Drew Fudenberg (MIT)

Jean has a great sense of humor and a ready smile. One of his favorite expressions is “plutot mourir,” which he has applied in jest to diverse activities such as ultimate Frisbee, certain branches of economics, and eating salad before the main course. Our families have kept in touch and have had dinner together regularly throughout the years, and Jean has said “plutot mourir” enough that our sons identify it with him. They have also commented that at our dinners Jean does not talk about work and seems quite relaxed and easy-going: despite Jean’s ability to concentrate for many  hours at a time, he is also able to stop working and enjoy himself. In addition to his love of tennis, he is a loyal son of Champagne, and unlikely to suffer from Keynes’ regret; he has also become a strong booster of Toulousain culture and cuisine. Jean and Nathalie have both always been very generous with their time and possessions. When I married Geneen, he let my inlaws stay in his Boston apartment. When my family came to Toulouse for spring term 1992 he picked us up at the airport and helped us move in.  Later Nathalie and Jean took us to their favorite local stores (such as Xavier) and Nathalie helped us negotiate Toulouse and the French systems. More recently they surprised me with a birthday party, which was an unexpected treat. I met Jean when we started graduate school at MIT. At that time my French was almost as good as his English and I could sometimes help provide translations, though he soon no longer needed  this help. I had planned to take a few waiver exams; Jean planned to take many more, because he wanted to finish the program in two years. He talked me into studying with him for additional waivers in econometrics and macro, and we managed to waive out of most of the first-year program. We went on to work together in many classes, most notably Eric Maskin’s game theory class and a subsequent reading group.
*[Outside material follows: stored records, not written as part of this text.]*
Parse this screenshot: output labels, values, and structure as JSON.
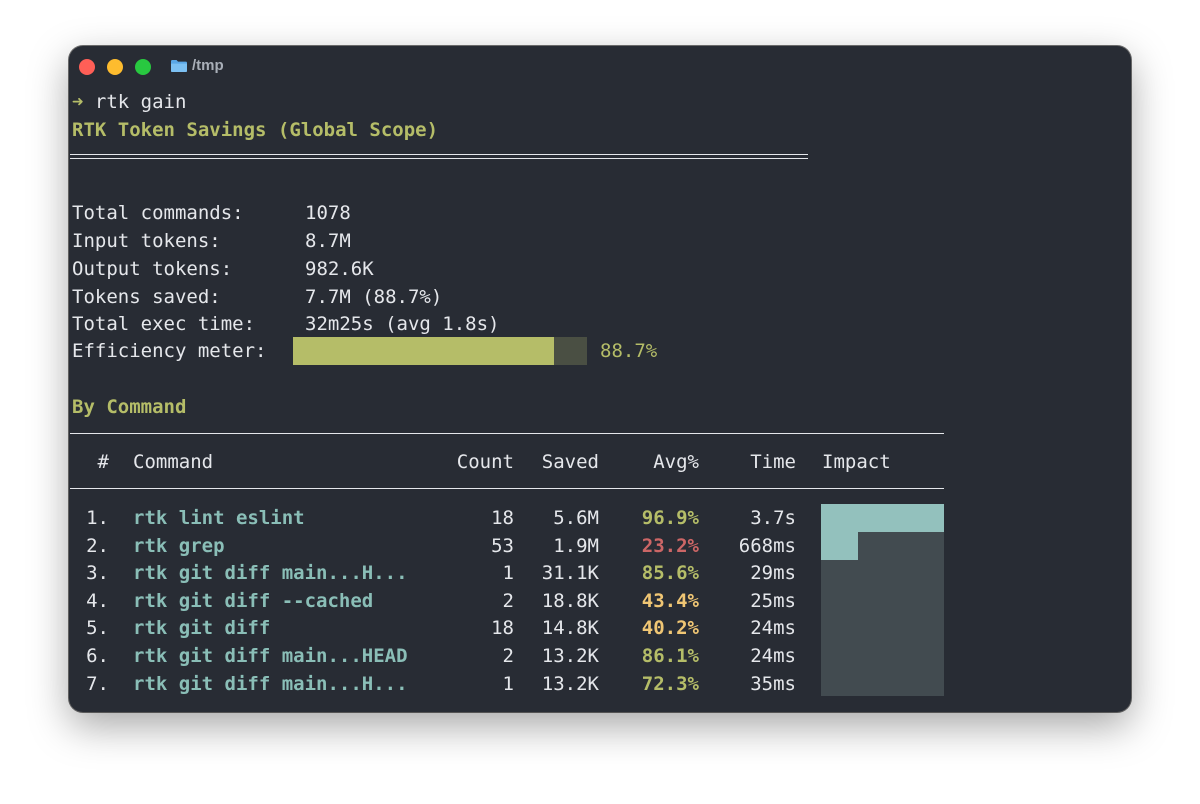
{
  "window": {
    "path": "/tmp"
  },
  "prompt": {
    "arrow": "➜",
    "command": "rtk gain"
  },
  "title": "RTK Token Savings (Global Scope)",
  "stats": [
    {
      "label": "Total commands:",
      "value": "1078"
    },
    {
      "label": "Input tokens:",
      "value": "8.7M"
    },
    {
      "label": "Output tokens:",
      "value": "982.6K"
    },
    {
      "label": "Tokens saved:",
      "value": "7.7M (88.7%)"
    },
    {
      "label": "Total exec time:",
      "value": "32m25s (avg 1.8s)"
    }
  ],
  "efficiency": {
    "label": "Efficiency meter:",
    "value_text": "88.7%",
    "fraction": 0.887
  },
  "by_command": {
    "heading": "By Command",
    "columns": {
      "num": "#",
      "command": "Command",
      "count": "Count",
      "saved": "Saved",
      "avg": "Avg%",
      "time": "Time",
      "impact": "Impact"
    },
    "rows": [
      {
        "num": "1.",
        "command": "rtk lint eslint",
        "count": "18",
        "saved": "5.6M",
        "avg": "96.9%",
        "avg_color": "#b5bd68",
        "time": "3.7s",
        "impact": 1.0
      },
      {
        "num": "2.",
        "command": "rtk grep",
        "count": "53",
        "saved": "1.9M",
        "avg": "23.2%",
        "avg_color": "#cc6666",
        "time": "668ms",
        "impact": 0.3
      },
      {
        "num": "3.",
        "command": "rtk git diff main...H...",
        "count": "1",
        "saved": "31.1K",
        "avg": "85.6%",
        "avg_color": "#b5bd68",
        "time": "29ms",
        "impact": 0
      },
      {
        "num": "4.",
        "command": "rtk git diff --cached",
        "count": "2",
        "saved": "18.8K",
        "avg": "43.4%",
        "avg_color": "#f0c674",
        "time": "25ms",
        "impact": 0
      },
      {
        "num": "5.",
        "command": "rtk git diff",
        "count": "18",
        "saved": "14.8K",
        "avg": "40.2%",
        "avg_color": "#f0c674",
        "time": "24ms",
        "impact": 0
      },
      {
        "num": "6.",
        "command": "rtk git diff main...HEAD",
        "count": "2",
        "saved": "13.2K",
        "avg": "86.1%",
        "avg_color": "#b5bd68",
        "time": "24ms",
        "impact": 0
      },
      {
        "num": "7.",
        "command": "rtk git diff main...H...",
        "count": "1",
        "saved": "13.2K",
        "avg": "72.3%",
        "avg_color": "#b5bd68",
        "time": "35ms",
        "impact": 0
      }
    ]
  }
}
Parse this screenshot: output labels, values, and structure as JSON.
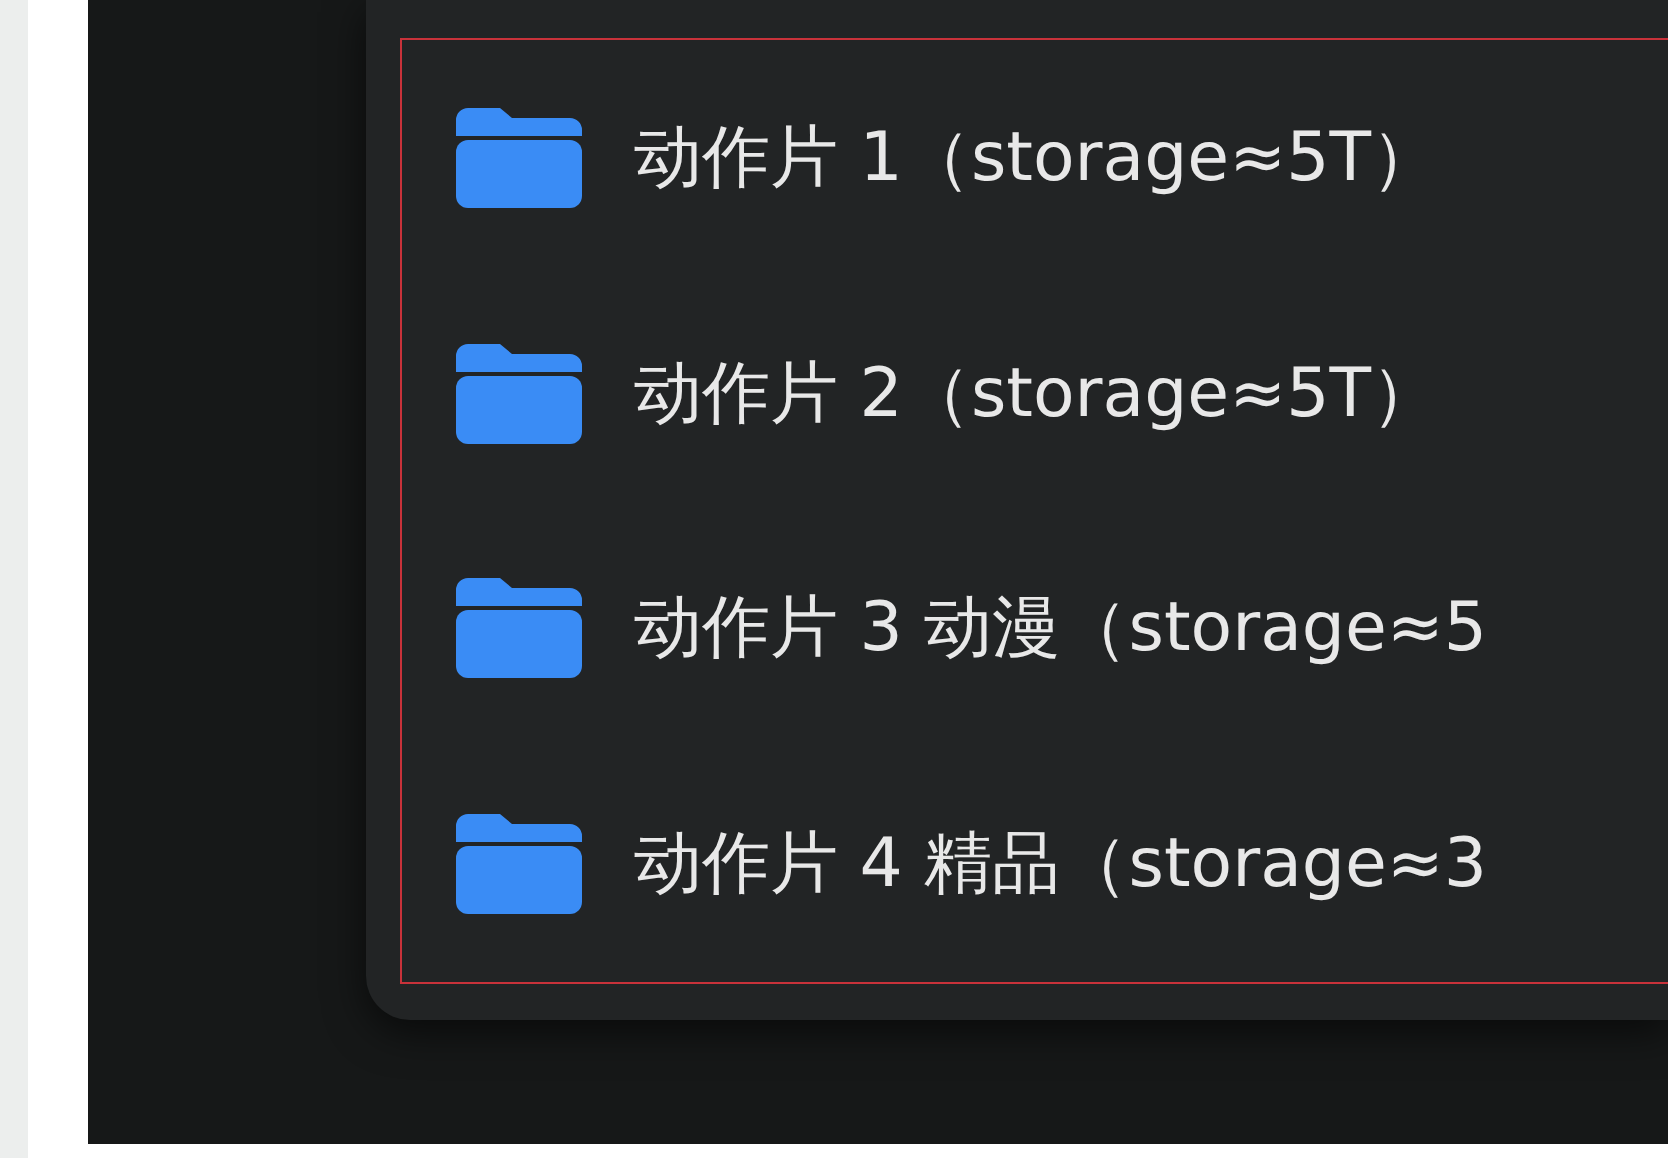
{
  "folders": [
    {
      "name": "动作片 1（storage≈5T）"
    },
    {
      "name": "动作片 2（storage≈5T）"
    },
    {
      "name": "动作片 3 动漫（storage≈5"
    },
    {
      "name": "动作片 4 精品（storage≈3"
    }
  ]
}
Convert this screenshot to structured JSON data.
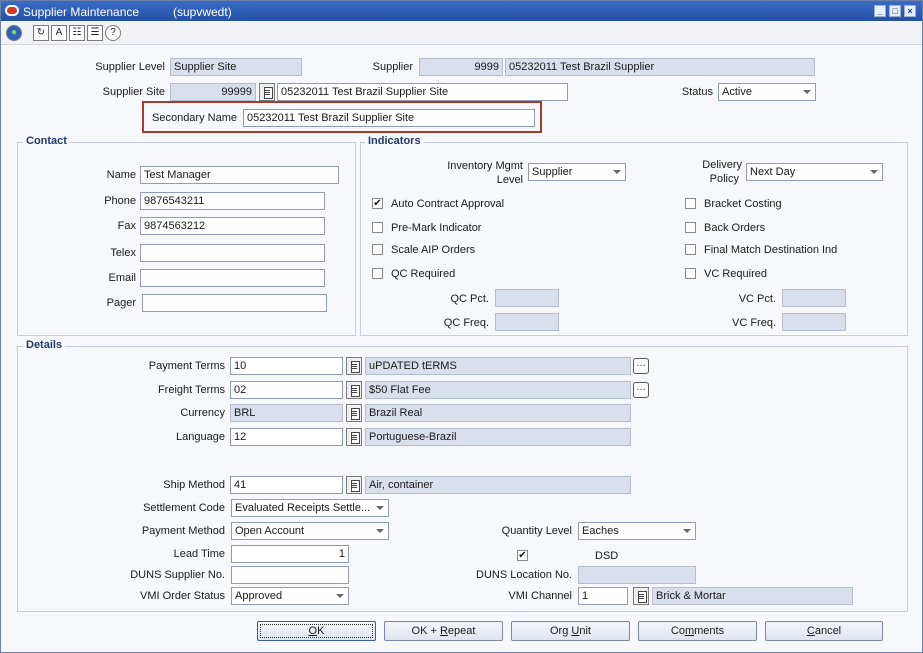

Jean had already done some research as part of  his Master’s thesis with Roger Guisnerie, and his experience was a great asset as we shifted from criticizing other papers to writing new ones – both with the intellectual process and with what was then the all-too-physical process of “cut and paste.” Later on Jean suggested we should write a game theory text; as with the additional waiver exams, it wouldn’t have occurred to me to do that. I owe a lot to Jean’s fearlessness and vision.